>>
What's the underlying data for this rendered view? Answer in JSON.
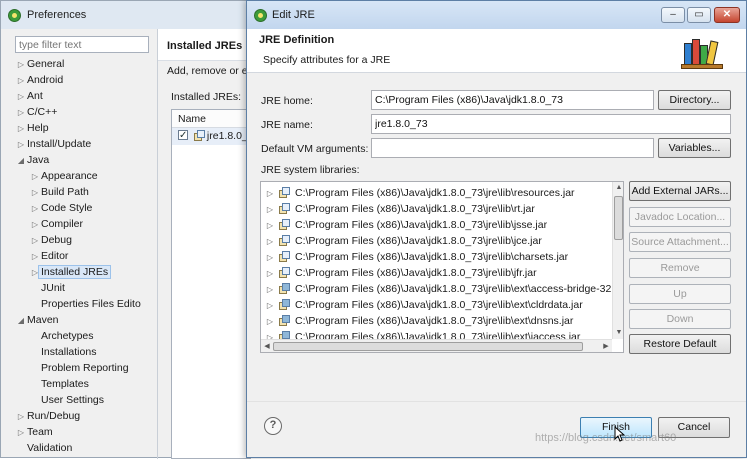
{
  "preferences": {
    "title": "Preferences",
    "filter_placeholder": "type filter text",
    "tree": [
      {
        "label": "General",
        "expanded": false,
        "level": 0
      },
      {
        "label": "Android",
        "expanded": false,
        "level": 0
      },
      {
        "label": "Ant",
        "expanded": false,
        "level": 0
      },
      {
        "label": "C/C++",
        "expanded": false,
        "level": 0
      },
      {
        "label": "Help",
        "expanded": false,
        "level": 0
      },
      {
        "label": "Install/Update",
        "expanded": false,
        "level": 0
      },
      {
        "label": "Java",
        "expanded": true,
        "level": 0
      },
      {
        "label": "Appearance",
        "expanded": false,
        "level": 1
      },
      {
        "label": "Build Path",
        "expanded": false,
        "level": 1
      },
      {
        "label": "Code Style",
        "expanded": false,
        "level": 1
      },
      {
        "label": "Compiler",
        "expanded": false,
        "level": 1
      },
      {
        "label": "Debug",
        "expanded": false,
        "level": 1
      },
      {
        "label": "Editor",
        "expanded": false,
        "level": 1
      },
      {
        "label": "Installed JREs",
        "expanded": false,
        "level": 1,
        "selected": true
      },
      {
        "label": "JUnit",
        "level": 1
      },
      {
        "label": "Properties Files Edito",
        "level": 1
      },
      {
        "label": "Maven",
        "expanded": true,
        "level": 0
      },
      {
        "label": "Archetypes",
        "level": 1
      },
      {
        "label": "Installations",
        "level": 1
      },
      {
        "label": "Problem Reporting",
        "level": 1
      },
      {
        "label": "Templates",
        "level": 1
      },
      {
        "label": "User Settings",
        "level": 1
      },
      {
        "label": "Run/Debug",
        "expanded": false,
        "level": 0
      },
      {
        "label": "Team",
        "expanded": false,
        "level": 0
      },
      {
        "label": "Validation",
        "level": 0
      }
    ],
    "page_title": "Installed JREs",
    "page_desc": "Add, remove or e",
    "installed_label": "Installed JREs:",
    "table_header": "Name",
    "table_row": "jre1.8.0_7"
  },
  "dialog": {
    "title": "Edit JRE",
    "window_buttons": [
      "–",
      "▭",
      "✕"
    ],
    "header_title": "JRE Definition",
    "header_desc": "Specify attributes for a JRE",
    "jre_home_label": "JRE home:",
    "jre_home_value": "C:\\Program Files (x86)\\Java\\jdk1.8.0_73",
    "directory_button": "Directory...",
    "jre_name_label": "JRE name:",
    "jre_name_value": "jre1.8.0_73",
    "vm_args_label": "Default VM arguments:",
    "vm_args_value": "",
    "variables_button": "Variables...",
    "libs_label": "JRE system libraries:",
    "libraries": [
      {
        "path": "C:\\Program Files (x86)\\Java\\jdk1.8.0_73\\jre\\lib\\resources.jar",
        "icon": "jar-icon"
      },
      {
        "path": "C:\\Program Files (x86)\\Java\\jdk1.8.0_73\\jre\\lib\\rt.jar",
        "icon": "jar-icon"
      },
      {
        "path": "C:\\Program Files (x86)\\Java\\jdk1.8.0_73\\jre\\lib\\jsse.jar",
        "icon": "jar-icon"
      },
      {
        "path": "C:\\Program Files (x86)\\Java\\jdk1.8.0_73\\jre\\lib\\jce.jar",
        "icon": "jar-icon"
      },
      {
        "path": "C:\\Program Files (x86)\\Java\\jdk1.8.0_73\\jre\\lib\\charsets.jar",
        "icon": "jar-icon"
      },
      {
        "path": "C:\\Program Files (x86)\\Java\\jdk1.8.0_73\\jre\\lib\\jfr.jar",
        "icon": "jar-icon"
      },
      {
        "path": "C:\\Program Files (x86)\\Java\\jdk1.8.0_73\\jre\\lib\\ext\\access-bridge-32",
        "icon": "jar-binary-icon"
      },
      {
        "path": "C:\\Program Files (x86)\\Java\\jdk1.8.0_73\\jre\\lib\\ext\\cldrdata.jar",
        "icon": "jar-binary-icon"
      },
      {
        "path": "C:\\Program Files (x86)\\Java\\jdk1.8.0_73\\jre\\lib\\ext\\dnsns.jar",
        "icon": "jar-binary-icon"
      },
      {
        "path": "C:\\Program Files (x86)\\Java\\jdk1.8.0_73\\jre\\lib\\ext\\jaccess.jar",
        "icon": "jar-binary-icon"
      }
    ],
    "side_buttons": [
      {
        "label": "Add External JARs...",
        "enabled": true
      },
      {
        "label": "Javadoc Location...",
        "enabled": false
      },
      {
        "label": "Source Attachment...",
        "enabled": false
      },
      {
        "label": "Remove",
        "enabled": false
      },
      {
        "label": "Up",
        "enabled": false
      },
      {
        "label": "Down",
        "enabled": false
      },
      {
        "label": "Restore Default",
        "enabled": true
      }
    ],
    "help_symbol": "?",
    "finish_button": "Finish",
    "cancel_button": "Cancel"
  },
  "watermark": "https://blog.csdn.net/smart60"
}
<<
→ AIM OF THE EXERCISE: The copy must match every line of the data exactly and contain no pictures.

→ RESPONSE AREA:
What's the underlying data for this rendered view? Answer in JSON.
{
  "preferences": {
    "title": "Preferences",
    "filter_placeholder": "type filter text",
    "tree": [
      {
        "label": "General",
        "expanded": false,
        "level": 0
      },
      {
        "label": "Android",
        "expanded": false,
        "level": 0
      },
      {
        "label": "Ant",
        "expanded": false,
        "level": 0
      },
      {
        "label": "C/C++",
        "expanded": false,
        "level": 0
      },
      {
        "label": "Help",
        "expanded": false,
        "level": 0
      },
      {
        "label": "Install/Update",
        "expanded": false,
        "level": 0
      },
      {
        "label": "Java",
        "expanded": true,
        "level": 0
      },
      {
        "label": "Appearance",
        "expanded": false,
        "level": 1
      },
      {
        "label": "Build Path",
        "expanded": false,
        "level": 1
      },
      {
        "label": "Code Style",
        "expanded": false,
        "level": 1
      },
      {
        "label": "Compiler",
        "expanded": false,
        "level": 1
      },
      {
        "label": "Debug",
        "expanded": false,
        "level": 1
      },
      {
        "label": "Editor",
        "expanded": false,
        "level": 1
      },
      {
        "label": "Installed JREs",
        "expanded": false,
        "level": 1,
        "selected": true
      },
      {
        "label": "JUnit",
        "level": 1
      },
      {
        "label": "Properties Files Edito",
        "level": 1
      },
      {
        "label": "Maven",
        "expanded": true,
        "level": 0
      },
      {
        "label": "Archetypes",
        "level": 1
      },
      {
        "label": "Installations",
        "level": 1
      },
      {
        "label": "Problem Reporting",
        "level": 1
      },
      {
        "label": "Templates",
        "level": 1
      },
      {
        "label": "User Settings",
        "level": 1
      },
      {
        "label": "Run/Debug",
        "expanded": false,
        "level": 0
      },
      {
        "label": "Team",
        "expanded": false,
        "level": 0
      },
      {
        "label": "Validation",
        "level": 0
      }
    ],
    "page_title": "Installed JREs",
    "page_desc": "Add, remove or e",
    "installed_label": "Installed JREs:",
    "table_header": "Name",
    "table_row": "jre1.8.0_7"
  },
  "dialog": {
    "title": "Edit JRE",
    "window_buttons": [
      "–",
      "▭",
      "✕"
    ],
    "header_title": "JRE Definition",
    "header_desc": "Specify attributes for a JRE",
    "jre_home_label": "JRE home:",
    "jre_home_value": "C:\\Program Files (x86)\\Java\\jdk1.8.0_73",
    "directory_button": "Directory...",
    "jre_name_label": "JRE name:",
    "jre_name_value": "jre1.8.0_73",
    "vm_args_label": "Default VM arguments:",
    "vm_args_value": "",
    "variables_button": "Variables...",
    "libs_label": "JRE system libraries:",
    "libraries": [
      {
        "path": "C:\\Program Files (x86)\\Java\\jdk1.8.0_73\\jre\\lib\\resources.jar",
        "icon": "jar-icon"
      },
      {
        "path": "C:\\Program Files (x86)\\Java\\jdk1.8.0_73\\jre\\lib\\rt.jar",
        "icon": "jar-icon"
      },
      {
        "path": "C:\\Program Files (x86)\\Java\\jdk1.8.0_73\\jre\\lib\\jsse.jar",
        "icon": "jar-icon"
      },
      {
        "path": "C:\\Program Files (x86)\\Java\\jdk1.8.0_73\\jre\\lib\\jce.jar",
        "icon": "jar-icon"
      },
      {
        "path": "C:\\Program Files (x86)\\Java\\jdk1.8.0_73\\jre\\lib\\charsets.jar",
        "icon": "jar-icon"
      },
      {
        "path": "C:\\Program Files (x86)\\Java\\jdk1.8.0_73\\jre\\lib\\jfr.jar",
        "icon": "jar-icon"
      },
      {
        "path": "C:\\Program Files (x86)\\Java\\jdk1.8.0_73\\jre\\lib\\ext\\access-bridge-32",
        "icon": "jar-binary-icon"
      },
      {
        "path": "C:\\Program Files (x86)\\Java\\jdk1.8.0_73\\jre\\lib\\ext\\cldrdata.jar",
        "icon": "jar-binary-icon"
      },
      {
        "path": "C:\\Program Files (x86)\\Java\\jdk1.8.0_73\\jre\\lib\\ext\\dnsns.jar",
        "icon": "jar-binary-icon"
      },
      {
        "path": "C:\\Program Files (x86)\\Java\\jdk1.8.0_73\\jre\\lib\\ext\\jaccess.jar",
        "icon": "jar-binary-icon"
      }
    ],
    "side_buttons": [
      {
        "label": "Add External JARs...",
        "enabled": true
      },
      {
        "label": "Javadoc Location...",
        "enabled": false
      },
      {
        "label": "Source Attachment...",
        "enabled": false
      },
      {
        "label": "Remove",
        "enabled": false
      },
      {
        "label": "Up",
        "enabled": false
      },
      {
        "label": "Down",
        "enabled": false
      },
      {
        "label": "Restore Default",
        "enabled": true
      }
    ],
    "help_symbol": "?",
    "finish_button": "Finish",
    "cancel_button": "Cancel"
  },
  "watermark": "https://blog.csdn.net/smart60"
}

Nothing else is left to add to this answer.